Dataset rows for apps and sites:
_ _ _ _

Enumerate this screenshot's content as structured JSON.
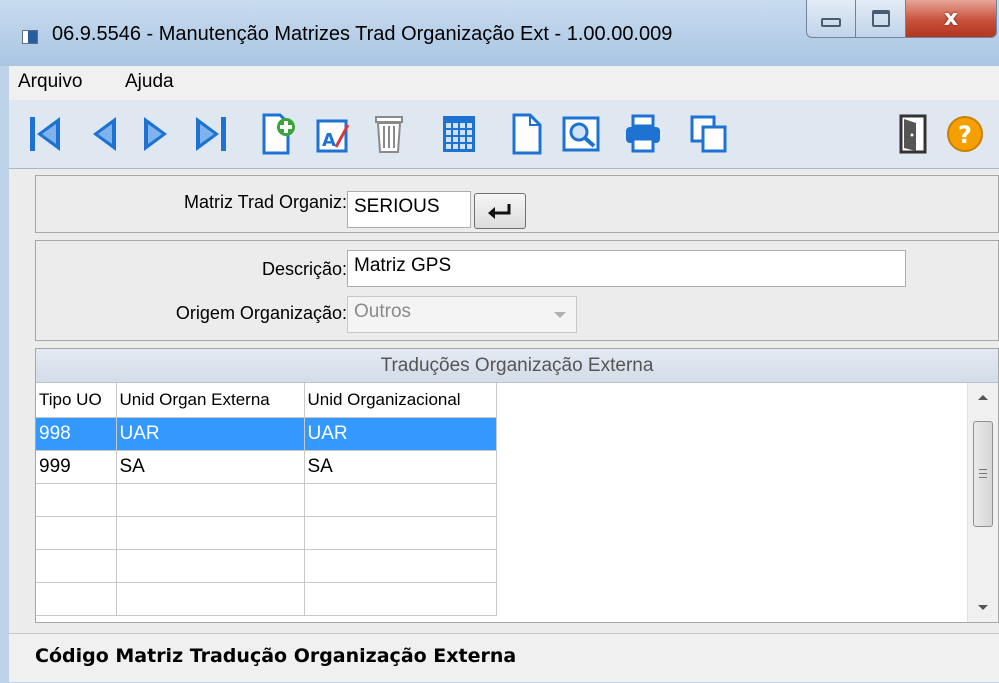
{
  "window": {
    "title": "06.9.5546 - Manutenção Matrizes Trad Organização Ext - 1.00.00.009"
  },
  "menu": {
    "items": [
      "Arquivo",
      "Ajuda"
    ]
  },
  "toolbar": {
    "icons": [
      "first-record-icon",
      "previous-record-icon",
      "next-record-icon",
      "last-record-icon",
      "add-record-icon",
      "edit-record-icon",
      "delete-record-icon",
      "calendar-grid-icon",
      "blank-document-icon",
      "print-preview-icon",
      "printer-icon",
      "copy-icon",
      "exit-door-icon",
      "help-icon"
    ]
  },
  "key_panel": {
    "label": "Matriz Trad Organiz:",
    "value": "SERIOUS"
  },
  "detail_panel": {
    "descricao_label": "Descrição:",
    "descricao_value": "Matriz GPS",
    "origem_label": "Origem Organização:",
    "origem_value": "Outros"
  },
  "grid": {
    "title": "Traduções Organização Externa",
    "columns": [
      "Tipo UO",
      "Unid Organ Externa",
      "Unid Organizacional"
    ],
    "rows": [
      {
        "tipo": "998",
        "externa": "UAR",
        "organizacional": "UAR",
        "selected": true
      },
      {
        "tipo": "999",
        "externa": "SA",
        "organizacional": "SA",
        "selected": false
      }
    ]
  },
  "status": {
    "text": "Código Matriz Tradução Organização Externa"
  },
  "colors": {
    "selection": "#3399ff",
    "toolbar_icon": "#1e73d2",
    "help": "#f5a000"
  }
}
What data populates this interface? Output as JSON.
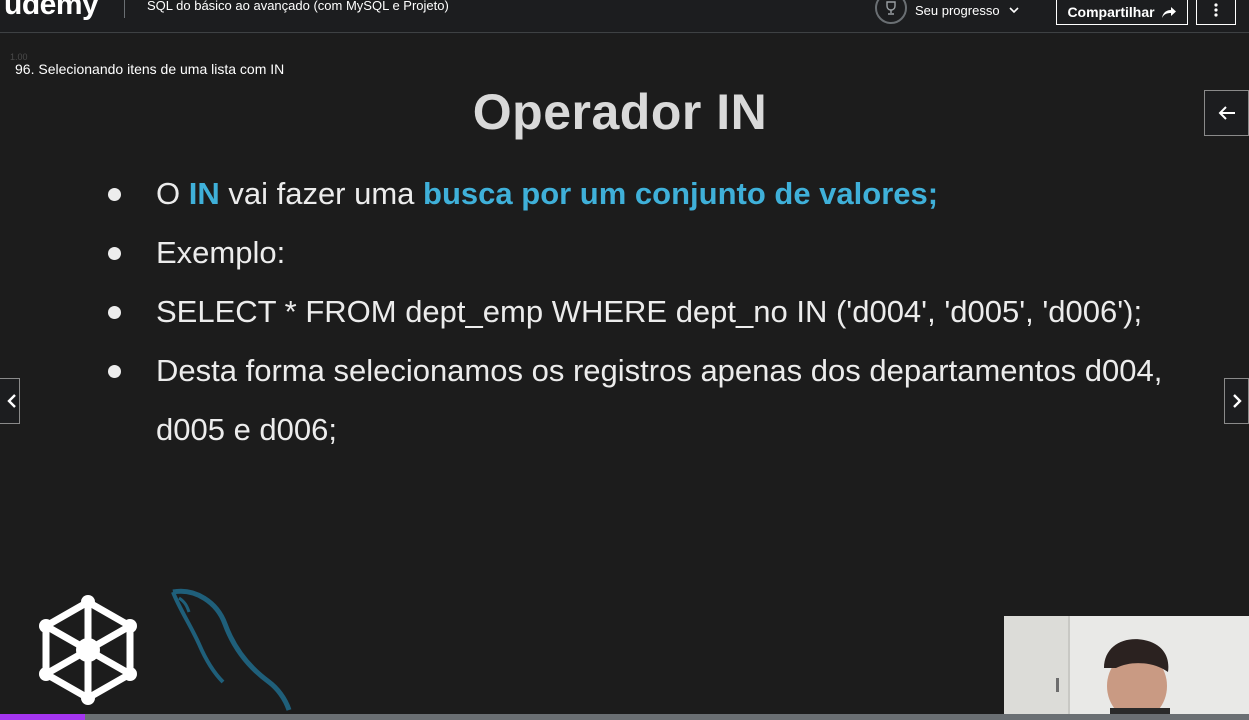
{
  "header": {
    "logo_text": "udemy",
    "course_title": "SQL do básico ao avançado (com MySQL e Projeto)",
    "progress_label": "Seu progresso",
    "share_label": "Compartilhar"
  },
  "video": {
    "ghost_number": "1.00",
    "lecture_label": "96. Selecionando itens de uma lista com IN",
    "slide": {
      "title": "Operador IN",
      "bullet1": {
        "a": "O ",
        "b": "IN",
        "c": " vai fazer uma ",
        "d": "busca por um conjunto de valores;"
      },
      "bullet2": "Exemplo:",
      "bullet3": "SELECT * FROM dept_emp WHERE dept_no IN ('d004', 'd005', 'd006');",
      "bullet4": "Desta forma selecionamos os registros apenas dos departamentos d004, d005 e d006;"
    },
    "progress_fraction": 0.068
  },
  "colors": {
    "accent": "#a435f0",
    "highlight": "#3fb0d9"
  }
}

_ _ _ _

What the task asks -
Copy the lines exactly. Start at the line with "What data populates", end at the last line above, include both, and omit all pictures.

The completed task -
What data populates this interface? Output as JSON.
{
  "header": {
    "logo_text": "udemy",
    "course_title": "SQL do básico ao avançado (com MySQL e Projeto)",
    "progress_label": "Seu progresso",
    "share_label": "Compartilhar"
  },
  "video": {
    "ghost_number": "1.00",
    "lecture_label": "96. Selecionando itens de uma lista com IN",
    "slide": {
      "title": "Operador IN",
      "bullet1": {
        "a": "O ",
        "b": "IN",
        "c": " vai fazer uma ",
        "d": "busca por um conjunto de valores;"
      },
      "bullet2": "Exemplo:",
      "bullet3": "SELECT * FROM dept_emp WHERE dept_no IN ('d004', 'd005', 'd006');",
      "bullet4": "Desta forma selecionamos os registros apenas dos departamentos d004, d005 e d006;"
    },
    "progress_fraction": 0.068
  },
  "colors": {
    "accent": "#a435f0",
    "highlight": "#3fb0d9"
  }
}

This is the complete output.